This 2012 film by Portuguese film-maker Miguel Gomes is a subtle, poetic, but (structurally) highly ambitious film which is (for me) largely successful. At its heart, Tabu is essentially a story of love and betrayal between two main characters, Aurora and Gianluca, but told over a 50 (or so) year time period - the first half of Gomes' film being set in modern day Lisbon, and the second half (shot in 'silent film mode' and related in flashback, with a voiceover from 'modern day' Gianluca) set decades earlier in Portuguese-colonial Africa. However, Gomes' rather oblique approach to narrative, which actually makes the film more impressive on repeat viewings, also brings out (subtle) themes of memory, longing, dreams, time passing, spirituality, mystical connections and, of course, colonialism (albeit, this is only 'dealt with' superficially).
Gomes has split his film in two sections - entitled Paradise Lost (modern-day) and Paradise (the earlier period), to reflect the pervading feelings from the two eras. For me at least, the film's first section suffered rather by virtue of the fact that the underlying reasons for the now elderly and frail Aurora's predicament of increasing paranoia (caused largely by the presence of her African maid, Santa) and frequent dreaming, are only (eventually) explained by the film's second section (hence why on second viewing I was more engaged). Having said this, Teresa Madruga's portrayal of Aurora's considerate neighbour (and activist in post-colonial reconciliation), the distraught Pilar, is particularly powerful (albeit rather tangential to the film's main narrative) and Laura Soveral as Aurora is also impressive. The Paradise section is much of a contrast, with what is essentially a straight love story between the young Gianluca (Carloto Cotta) and the increasingly conflicted (i.e. already married) Aurora (an impressively vivacious Ana Moreira), but with the African landscapes and local population captured in evocative black-and-white by cinematographer Rui Pocas, with a gruff voiceover from Gianluca (50 years on) lending added emotional intensity to the proceedings.
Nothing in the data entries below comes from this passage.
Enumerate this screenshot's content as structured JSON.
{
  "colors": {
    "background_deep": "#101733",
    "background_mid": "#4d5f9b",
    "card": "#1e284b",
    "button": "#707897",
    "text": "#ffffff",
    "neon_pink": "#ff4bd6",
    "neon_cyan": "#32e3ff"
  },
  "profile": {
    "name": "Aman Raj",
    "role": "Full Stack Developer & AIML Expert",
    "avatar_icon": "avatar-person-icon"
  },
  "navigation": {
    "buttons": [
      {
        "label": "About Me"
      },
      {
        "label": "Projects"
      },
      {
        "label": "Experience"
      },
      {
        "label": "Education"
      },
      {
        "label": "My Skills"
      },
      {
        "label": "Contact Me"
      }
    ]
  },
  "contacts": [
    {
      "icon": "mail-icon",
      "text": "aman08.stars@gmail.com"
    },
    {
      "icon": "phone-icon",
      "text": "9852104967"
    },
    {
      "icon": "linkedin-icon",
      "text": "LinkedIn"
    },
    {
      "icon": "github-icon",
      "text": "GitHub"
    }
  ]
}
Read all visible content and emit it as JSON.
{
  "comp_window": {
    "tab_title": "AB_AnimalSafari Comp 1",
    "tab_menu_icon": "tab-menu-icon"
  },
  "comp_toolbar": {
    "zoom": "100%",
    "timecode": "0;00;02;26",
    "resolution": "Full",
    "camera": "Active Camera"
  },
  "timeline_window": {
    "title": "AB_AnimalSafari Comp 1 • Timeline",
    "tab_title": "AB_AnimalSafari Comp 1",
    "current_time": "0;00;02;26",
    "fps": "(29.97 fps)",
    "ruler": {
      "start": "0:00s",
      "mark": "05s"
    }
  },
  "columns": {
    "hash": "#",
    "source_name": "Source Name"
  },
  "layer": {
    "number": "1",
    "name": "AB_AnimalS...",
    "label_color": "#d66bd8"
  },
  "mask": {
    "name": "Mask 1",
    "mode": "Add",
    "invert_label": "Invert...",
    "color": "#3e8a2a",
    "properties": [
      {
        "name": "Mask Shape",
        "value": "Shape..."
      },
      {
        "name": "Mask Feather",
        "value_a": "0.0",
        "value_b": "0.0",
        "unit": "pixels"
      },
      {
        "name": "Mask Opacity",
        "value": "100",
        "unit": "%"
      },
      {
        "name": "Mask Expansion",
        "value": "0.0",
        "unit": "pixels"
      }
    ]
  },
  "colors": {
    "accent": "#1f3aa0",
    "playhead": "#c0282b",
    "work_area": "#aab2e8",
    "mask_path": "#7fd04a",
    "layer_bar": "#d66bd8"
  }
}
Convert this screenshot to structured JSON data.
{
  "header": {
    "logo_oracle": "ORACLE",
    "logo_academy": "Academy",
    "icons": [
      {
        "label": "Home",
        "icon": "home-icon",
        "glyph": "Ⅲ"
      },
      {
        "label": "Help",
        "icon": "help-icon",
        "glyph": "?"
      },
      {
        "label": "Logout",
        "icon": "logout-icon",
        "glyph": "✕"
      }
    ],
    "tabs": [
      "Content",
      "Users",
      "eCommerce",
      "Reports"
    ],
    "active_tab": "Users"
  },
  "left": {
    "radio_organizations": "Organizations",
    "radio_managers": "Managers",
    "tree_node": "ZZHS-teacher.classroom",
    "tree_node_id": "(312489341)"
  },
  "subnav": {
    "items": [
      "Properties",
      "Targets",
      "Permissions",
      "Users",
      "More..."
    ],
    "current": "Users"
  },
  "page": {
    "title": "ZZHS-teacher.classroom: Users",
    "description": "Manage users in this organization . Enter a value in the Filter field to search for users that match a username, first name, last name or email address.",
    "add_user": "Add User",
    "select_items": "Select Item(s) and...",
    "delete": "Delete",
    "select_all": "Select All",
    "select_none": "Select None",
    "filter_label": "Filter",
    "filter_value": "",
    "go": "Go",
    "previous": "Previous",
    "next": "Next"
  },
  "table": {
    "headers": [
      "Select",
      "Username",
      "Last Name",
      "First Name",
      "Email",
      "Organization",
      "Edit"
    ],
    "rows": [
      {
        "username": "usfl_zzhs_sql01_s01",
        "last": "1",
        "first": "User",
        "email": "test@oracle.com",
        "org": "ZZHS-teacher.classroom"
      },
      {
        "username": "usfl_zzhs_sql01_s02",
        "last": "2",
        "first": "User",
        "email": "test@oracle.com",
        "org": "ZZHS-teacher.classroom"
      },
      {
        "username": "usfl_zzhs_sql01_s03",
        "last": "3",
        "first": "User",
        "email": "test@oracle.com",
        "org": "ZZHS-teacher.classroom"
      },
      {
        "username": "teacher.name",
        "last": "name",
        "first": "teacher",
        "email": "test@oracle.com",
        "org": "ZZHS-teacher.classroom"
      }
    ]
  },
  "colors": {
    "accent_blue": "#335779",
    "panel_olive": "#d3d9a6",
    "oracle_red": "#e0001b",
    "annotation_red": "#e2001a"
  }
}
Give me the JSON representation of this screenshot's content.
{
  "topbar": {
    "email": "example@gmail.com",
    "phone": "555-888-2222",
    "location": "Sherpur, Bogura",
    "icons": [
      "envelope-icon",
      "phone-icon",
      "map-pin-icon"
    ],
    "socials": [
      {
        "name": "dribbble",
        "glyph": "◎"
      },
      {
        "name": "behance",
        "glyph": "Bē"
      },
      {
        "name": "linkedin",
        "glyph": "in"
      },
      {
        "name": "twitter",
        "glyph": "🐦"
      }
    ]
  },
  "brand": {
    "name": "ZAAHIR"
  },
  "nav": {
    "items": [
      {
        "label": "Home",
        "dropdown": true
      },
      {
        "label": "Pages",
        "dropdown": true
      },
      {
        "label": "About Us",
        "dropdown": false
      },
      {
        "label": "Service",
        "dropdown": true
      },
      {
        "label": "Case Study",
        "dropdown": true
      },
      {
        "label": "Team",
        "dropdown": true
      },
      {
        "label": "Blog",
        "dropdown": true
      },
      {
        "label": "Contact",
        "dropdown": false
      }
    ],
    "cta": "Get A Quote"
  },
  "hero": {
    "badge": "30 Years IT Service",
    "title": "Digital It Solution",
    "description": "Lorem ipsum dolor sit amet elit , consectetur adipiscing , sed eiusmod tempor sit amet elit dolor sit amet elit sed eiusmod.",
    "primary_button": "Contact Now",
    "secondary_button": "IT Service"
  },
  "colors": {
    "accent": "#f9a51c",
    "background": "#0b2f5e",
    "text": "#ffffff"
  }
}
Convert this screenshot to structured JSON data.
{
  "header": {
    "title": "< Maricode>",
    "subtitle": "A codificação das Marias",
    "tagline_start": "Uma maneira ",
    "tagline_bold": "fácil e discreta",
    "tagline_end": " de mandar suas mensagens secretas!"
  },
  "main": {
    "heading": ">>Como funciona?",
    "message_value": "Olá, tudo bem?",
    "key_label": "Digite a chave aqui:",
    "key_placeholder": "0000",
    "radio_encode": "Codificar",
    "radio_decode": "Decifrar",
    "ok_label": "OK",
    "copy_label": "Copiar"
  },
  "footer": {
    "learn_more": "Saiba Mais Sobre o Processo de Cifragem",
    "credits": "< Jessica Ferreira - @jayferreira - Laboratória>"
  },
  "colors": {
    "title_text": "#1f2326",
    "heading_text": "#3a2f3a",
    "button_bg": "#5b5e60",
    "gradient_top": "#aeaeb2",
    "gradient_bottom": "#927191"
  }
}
Indeed, Gomes' film is never less than impressive visually, particularly during second half, during which Aurora's 'adopted pet' (juvenile) crocodile, Dandy, is captured in some mesmerising close-ups. There are also a number of 'off the wall' moments, largely centred around Gianluca and friend, Mario's, membership of a local white tuxedo-bedecked crooning band, and a particularly memorable rendition of The Ramones' version of The Ronettes' song, Baby I Love You, with Mario lip-syncing to Joey Ramone's vocal.
Overall, a slow, but engaging (and, at times, mesmerising) watch, which increasingly impresses on repeat viewings.